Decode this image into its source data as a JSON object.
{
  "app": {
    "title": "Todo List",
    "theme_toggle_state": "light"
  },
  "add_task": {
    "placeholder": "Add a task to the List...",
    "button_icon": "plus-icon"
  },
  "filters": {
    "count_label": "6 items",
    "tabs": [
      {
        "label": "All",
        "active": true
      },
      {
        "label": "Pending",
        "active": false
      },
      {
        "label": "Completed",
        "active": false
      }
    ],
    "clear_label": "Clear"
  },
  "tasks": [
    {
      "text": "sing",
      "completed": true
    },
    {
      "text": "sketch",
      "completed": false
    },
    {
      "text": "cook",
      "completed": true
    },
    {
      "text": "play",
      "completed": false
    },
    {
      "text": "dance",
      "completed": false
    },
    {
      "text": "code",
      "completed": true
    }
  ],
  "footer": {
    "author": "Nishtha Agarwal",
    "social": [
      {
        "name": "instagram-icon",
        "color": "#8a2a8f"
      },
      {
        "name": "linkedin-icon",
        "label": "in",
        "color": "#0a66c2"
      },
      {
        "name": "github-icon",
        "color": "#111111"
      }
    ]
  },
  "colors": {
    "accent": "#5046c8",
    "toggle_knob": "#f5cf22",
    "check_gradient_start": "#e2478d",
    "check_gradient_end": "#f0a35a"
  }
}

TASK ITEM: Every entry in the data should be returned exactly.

SOLUTION TO THE EXERCISE:
Decode this image into its source data as a JSON object.
{
  "app": {
    "title": "Todo List",
    "theme_toggle_state": "light"
  },
  "add_task": {
    "placeholder": "Add a task to the List...",
    "button_icon": "plus-icon"
  },
  "filters": {
    "count_label": "6 items",
    "tabs": [
      {
        "label": "All",
        "active": true
      },
      {
        "label": "Pending",
        "active": false
      },
      {
        "label": "Completed",
        "active": false
      }
    ],
    "clear_label": "Clear"
  },
  "tasks": [
    {
      "text": "sing",
      "completed": true
    },
    {
      "text": "sketch",
      "completed": false
    },
    {
      "text": "cook",
      "completed": true
    },
    {
      "text": "play",
      "completed": false
    },
    {
      "text": "dance",
      "completed": false
    },
    {
      "text": "code",
      "completed": true
    }
  ],
  "footer": {
    "author": "Nishtha Agarwal",
    "social": [
      {
        "name": "instagram-icon",
        "color": "#8a2a8f"
      },
      {
        "name": "linkedin-icon",
        "label": "in",
        "color": "#0a66c2"
      },
      {
        "name": "github-icon",
        "color": "#111111"
      }
    ]
  },
  "colors": {
    "accent": "#5046c8",
    "toggle_knob": "#f5cf22",
    "check_gradient_start": "#e2478d",
    "check_gradient_end": "#f0a35a"
  }
}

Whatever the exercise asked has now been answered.